◆ **Exercise details**
Work out the count of lines in the entries below that include "title", and write only that count.

◆ **Supplied data**
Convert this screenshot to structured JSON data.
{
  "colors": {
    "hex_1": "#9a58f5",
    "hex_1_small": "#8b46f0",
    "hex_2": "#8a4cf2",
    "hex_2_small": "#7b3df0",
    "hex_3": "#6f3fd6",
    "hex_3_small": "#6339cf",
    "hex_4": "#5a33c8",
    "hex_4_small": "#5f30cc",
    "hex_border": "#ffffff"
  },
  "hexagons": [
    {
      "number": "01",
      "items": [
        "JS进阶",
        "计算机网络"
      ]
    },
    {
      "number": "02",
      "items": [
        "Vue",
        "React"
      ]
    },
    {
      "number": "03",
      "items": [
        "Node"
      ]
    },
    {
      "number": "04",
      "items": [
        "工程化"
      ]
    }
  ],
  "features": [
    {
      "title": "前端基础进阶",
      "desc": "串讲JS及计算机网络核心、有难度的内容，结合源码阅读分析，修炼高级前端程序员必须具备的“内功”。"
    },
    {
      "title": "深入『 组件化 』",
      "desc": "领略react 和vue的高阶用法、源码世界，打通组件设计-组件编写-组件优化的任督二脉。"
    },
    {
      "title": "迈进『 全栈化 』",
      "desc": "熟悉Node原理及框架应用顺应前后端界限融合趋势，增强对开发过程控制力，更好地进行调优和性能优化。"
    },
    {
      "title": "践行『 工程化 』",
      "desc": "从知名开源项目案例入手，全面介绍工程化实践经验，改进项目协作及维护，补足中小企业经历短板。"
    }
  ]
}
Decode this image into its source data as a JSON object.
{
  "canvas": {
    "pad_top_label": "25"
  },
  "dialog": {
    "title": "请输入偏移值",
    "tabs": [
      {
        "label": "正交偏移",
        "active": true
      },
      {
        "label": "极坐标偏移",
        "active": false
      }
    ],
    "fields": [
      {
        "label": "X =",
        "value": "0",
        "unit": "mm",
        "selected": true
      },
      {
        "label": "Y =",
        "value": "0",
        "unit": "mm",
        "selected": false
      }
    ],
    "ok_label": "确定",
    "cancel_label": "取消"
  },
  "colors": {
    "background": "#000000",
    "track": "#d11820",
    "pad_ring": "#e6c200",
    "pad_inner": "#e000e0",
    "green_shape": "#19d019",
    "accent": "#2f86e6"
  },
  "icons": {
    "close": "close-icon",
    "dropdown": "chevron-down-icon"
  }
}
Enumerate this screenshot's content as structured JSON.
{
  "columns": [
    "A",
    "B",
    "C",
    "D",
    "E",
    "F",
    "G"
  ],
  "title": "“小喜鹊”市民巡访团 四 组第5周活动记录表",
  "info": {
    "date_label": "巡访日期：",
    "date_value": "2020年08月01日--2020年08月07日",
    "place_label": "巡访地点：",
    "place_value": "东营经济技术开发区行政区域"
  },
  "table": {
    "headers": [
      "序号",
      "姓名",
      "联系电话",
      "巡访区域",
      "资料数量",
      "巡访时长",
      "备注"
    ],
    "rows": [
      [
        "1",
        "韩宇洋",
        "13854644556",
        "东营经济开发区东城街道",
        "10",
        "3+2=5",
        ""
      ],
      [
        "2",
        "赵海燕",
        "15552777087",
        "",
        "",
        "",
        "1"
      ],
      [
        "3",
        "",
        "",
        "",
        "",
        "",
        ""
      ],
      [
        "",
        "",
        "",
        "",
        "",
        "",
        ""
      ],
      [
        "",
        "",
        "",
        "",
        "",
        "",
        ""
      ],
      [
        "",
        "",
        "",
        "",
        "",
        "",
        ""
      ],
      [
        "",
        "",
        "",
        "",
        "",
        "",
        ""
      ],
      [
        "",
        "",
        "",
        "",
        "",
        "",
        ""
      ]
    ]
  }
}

◆ **Reply to the exercise**
6